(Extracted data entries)
= Beginning of Section =

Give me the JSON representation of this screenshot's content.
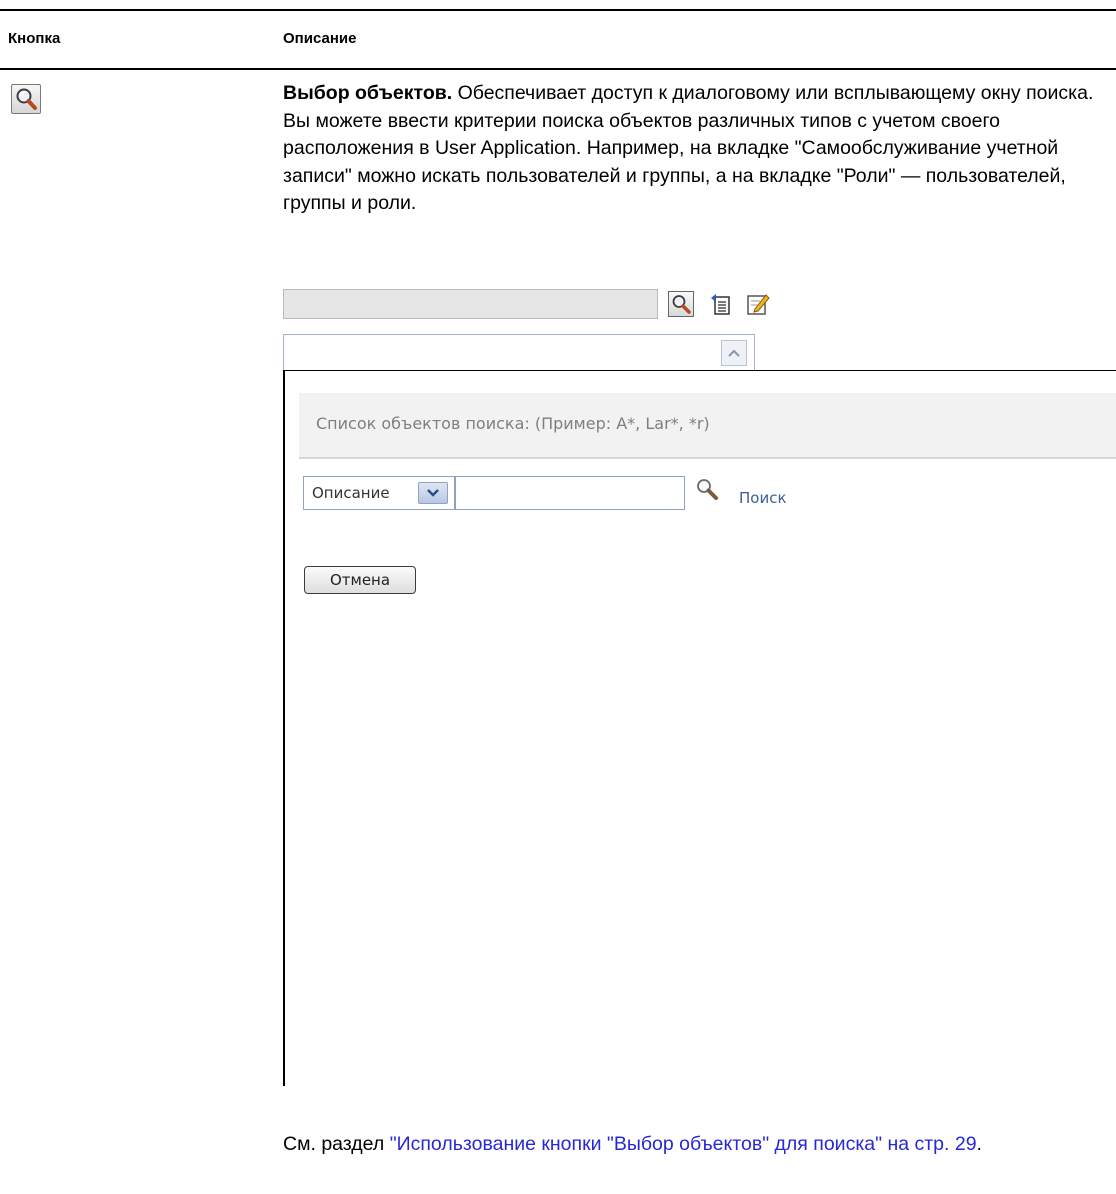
{
  "table": {
    "header_button": "Кнопка",
    "header_description": "Описание"
  },
  "row": {
    "icon": "magnifier-icon",
    "title": "Выбор объектов.",
    "text": " Обеспечивает доступ к диалоговому или всплывающему окну поиска. Вы можете ввести критерии поиска объектов различных типов с учетом своего расположения в User Application. Например, на вкладке \"Самообслуживание учетной записи\" можно искать пользователей и группы, а на вкладке \"Роли\" — пользователей, группы и роли."
  },
  "screenshot": {
    "toolbar_icons": [
      "magnifier-icon",
      "history-icon",
      "edit-icon"
    ],
    "popup": {
      "heading": "Список объектов поиска: (Пример: A*, Lar*, *r)",
      "attribute_select_value": "Описание",
      "search_term_value": "",
      "search_link": "Поиск",
      "cancel_button": "Отмена"
    }
  },
  "see_also": {
    "prefix": "См. раздел ",
    "link_text": "\"Использование кнопки \"Выбор объектов\" для поиска\" на стр. 29",
    "suffix": "."
  },
  "colors": {
    "link": "#2828d6",
    "popup_link": "#3d5f95",
    "popup_header_bg": "#f2f2f2"
  }
}
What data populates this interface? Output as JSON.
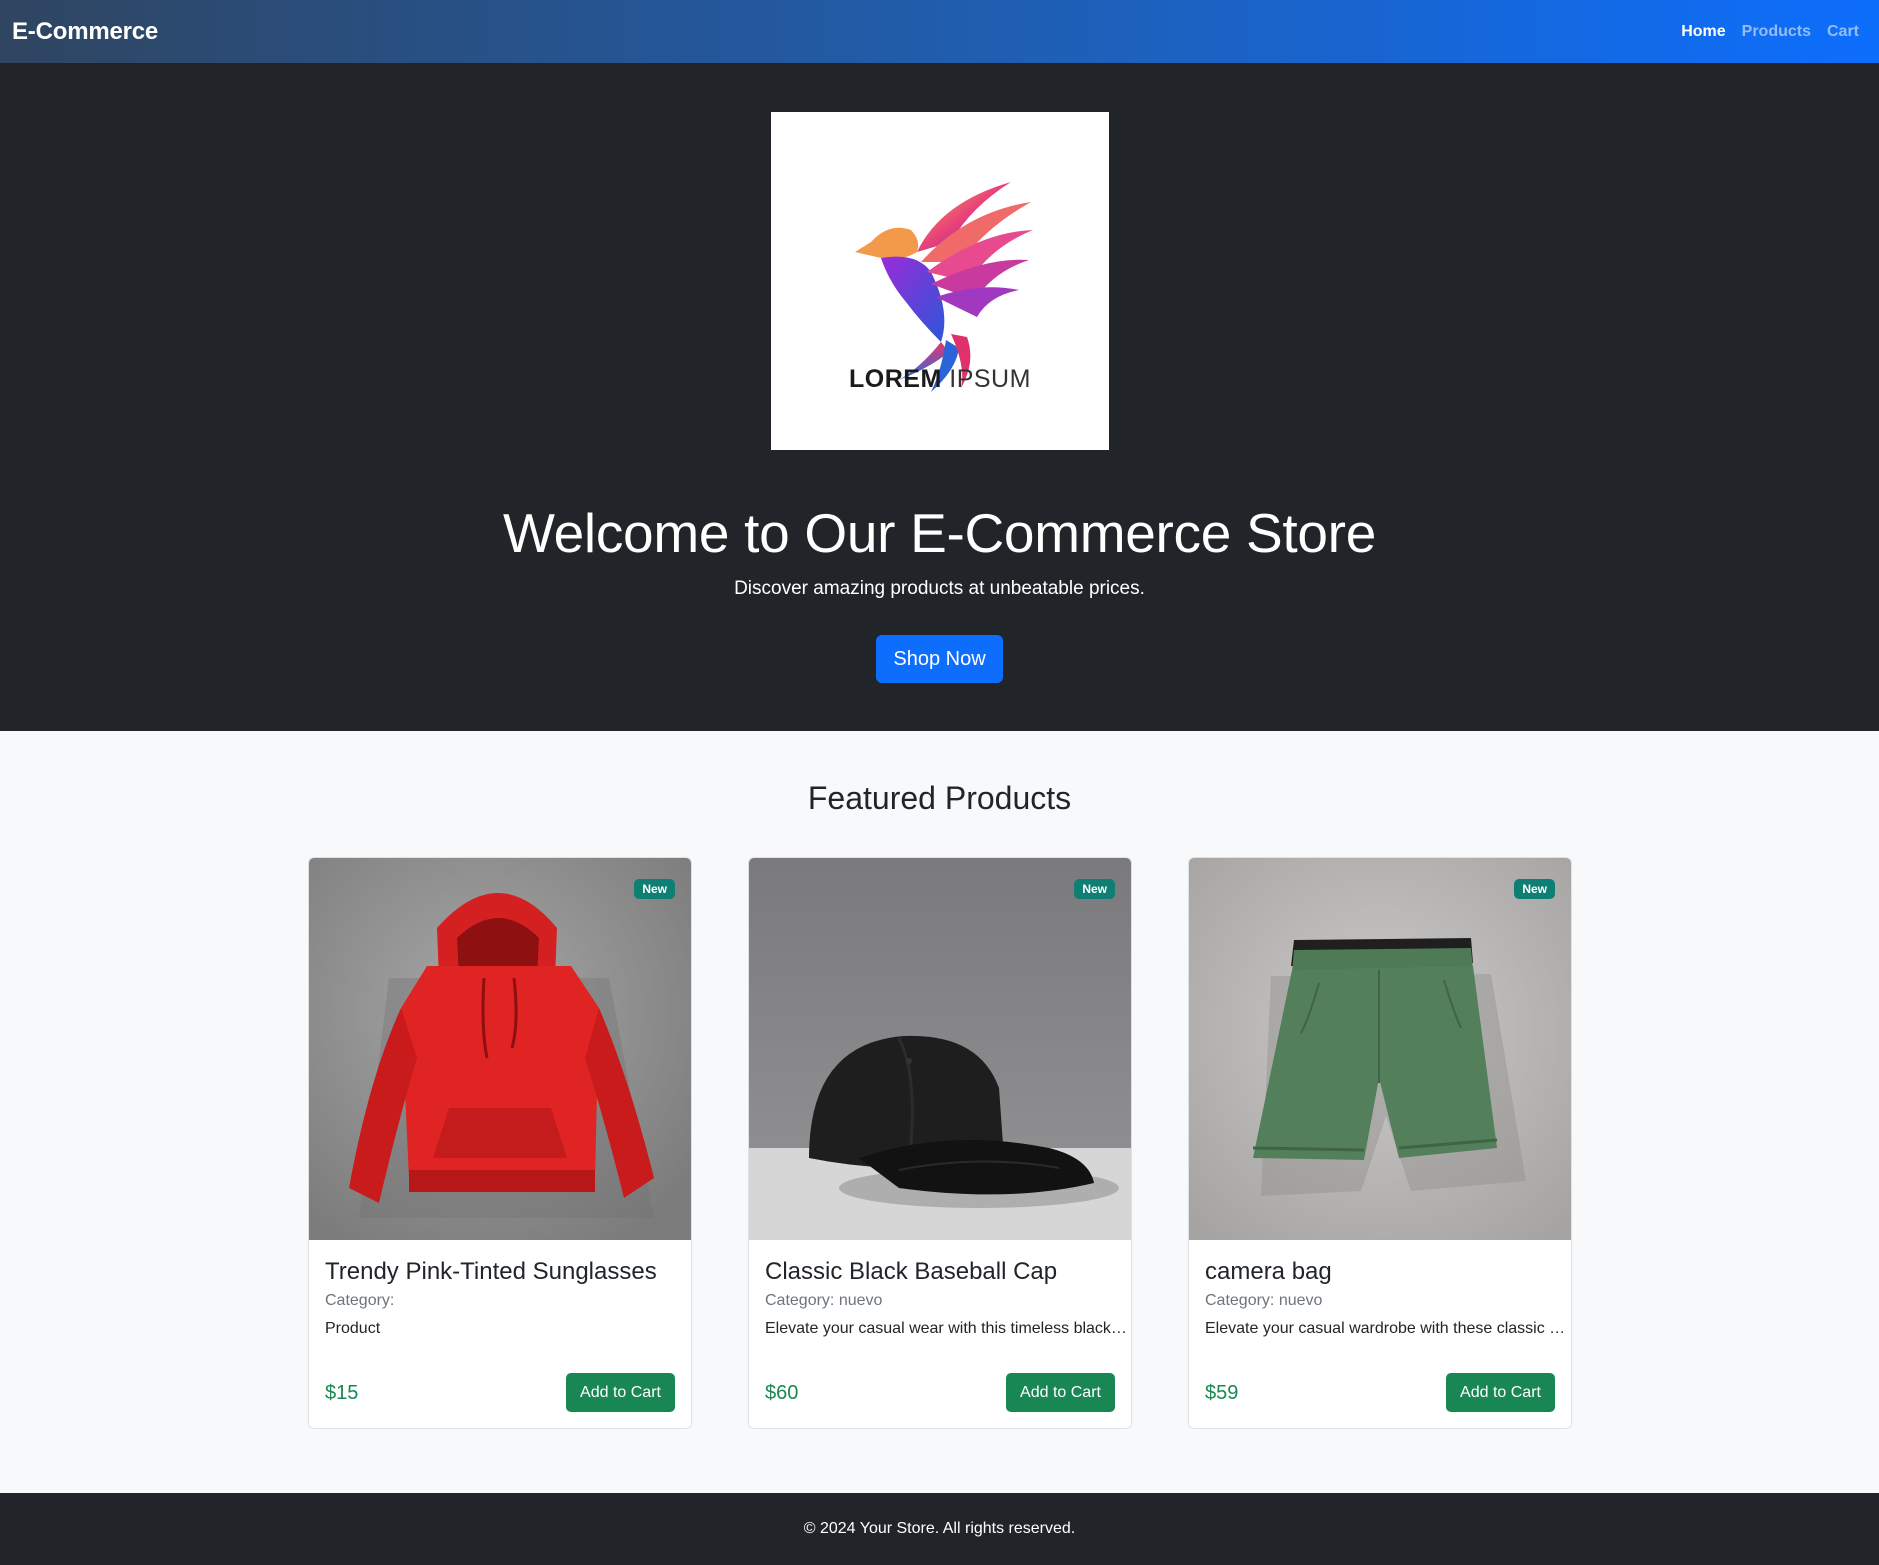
{
  "navbar": {
    "brand": "E-Commerce",
    "links": [
      {
        "label": "Home",
        "active": true
      },
      {
        "label": "Products",
        "active": false
      },
      {
        "label": "Cart",
        "active": false
      }
    ]
  },
  "hero": {
    "logo_text_bold": "LOREM",
    "logo_text_light": "IPSUM",
    "title": "Welcome to Our E-Commerce Store",
    "subtitle": "Discover amazing products at unbeatable prices.",
    "cta": "Shop Now"
  },
  "featured": {
    "title": "Featured Products",
    "products": [
      {
        "image": "red-hoodie",
        "badge": "New",
        "name": "Trendy Pink-Tinted Sunglasses",
        "category": "Category:",
        "description": "Product",
        "price": "$15",
        "button": "Add to Cart"
      },
      {
        "image": "black-baseball-cap",
        "badge": "New",
        "name": "Classic Black Baseball Cap",
        "category": "Category: nuevo",
        "description": "Elevate your casual wear with this timeless black ba...",
        "price": "$60",
        "button": "Add to Cart"
      },
      {
        "image": "green-shorts",
        "badge": "New",
        "name": "camera bag",
        "category": "Category: nuevo",
        "description": "Elevate your casual wardrobe with these classic oliv...",
        "price": "$59",
        "button": "Add to Cart"
      }
    ]
  },
  "footer": {
    "text": "© 2024 Your Store. All rights reserved."
  },
  "colors": {
    "primary": "#0d6efd",
    "success": "#198754",
    "dark": "#212529",
    "badge": "#0f7f74"
  }
}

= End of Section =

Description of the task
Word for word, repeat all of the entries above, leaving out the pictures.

Response
Give me the JSON representation of this screenshot's content.
{
  "table": {
    "header_button": "Кнопка",
    "header_description": "Описание"
  },
  "row": {
    "icon": "magnifier-icon",
    "title": "Выбор объектов.",
    "text": " Обеспечивает доступ к диалоговому или всплывающему окну поиска. Вы можете ввести критерии поиска объектов различных типов с учетом своего расположения в User Application. Например, на вкладке \"Самообслуживание учетной записи\" можно искать пользователей и группы, а на вкладке \"Роли\" — пользователей, группы и роли."
  },
  "screenshot": {
    "toolbar_icons": [
      "magnifier-icon",
      "history-icon",
      "edit-icon"
    ],
    "popup": {
      "heading": "Список объектов поиска: (Пример: A*, Lar*, *r)",
      "attribute_select_value": "Описание",
      "search_term_value": "",
      "search_link": "Поиск",
      "cancel_button": "Отмена"
    }
  },
  "see_also": {
    "prefix": "См. раздел ",
    "link_text": "\"Использование кнопки \"Выбор объектов\" для поиска\" на стр. 29",
    "suffix": "."
  },
  "colors": {
    "link": "#2828d6",
    "popup_link": "#3d5f95",
    "popup_header_bg": "#f2f2f2"
  }
}
What data populates this interface? Output as JSON.
{
  "navbar": {
    "brand": "E-Commerce",
    "links": [
      {
        "label": "Home",
        "active": true
      },
      {
        "label": "Products",
        "active": false
      },
      {
        "label": "Cart",
        "active": false
      }
    ]
  },
  "hero": {
    "logo_text_bold": "LOREM",
    "logo_text_light": "IPSUM",
    "title": "Welcome to Our E-Commerce Store",
    "subtitle": "Discover amazing products at unbeatable prices.",
    "cta": "Shop Now"
  },
  "featured": {
    "title": "Featured Products",
    "products": [
      {
        "image": "red-hoodie",
        "badge": "New",
        "name": "Trendy Pink-Tinted Sunglasses",
        "category": "Category:",
        "description": "Product",
        "price": "$15",
        "button": "Add to Cart"
      },
      {
        "image": "black-baseball-cap",
        "badge": "New",
        "name": "Classic Black Baseball Cap",
        "category": "Category: nuevo",
        "description": "Elevate your casual wear with this timeless black ba...",
        "price": "$60",
        "button": "Add to Cart"
      },
      {
        "image": "green-shorts",
        "badge": "New",
        "name": "camera bag",
        "category": "Category: nuevo",
        "description": "Elevate your casual wardrobe with these classic oliv...",
        "price": "$59",
        "button": "Add to Cart"
      }
    ]
  },
  "footer": {
    "text": "© 2024 Your Store. All rights reserved."
  },
  "colors": {
    "primary": "#0d6efd",
    "success": "#198754",
    "dark": "#212529",
    "badge": "#0f7f74"
  }
}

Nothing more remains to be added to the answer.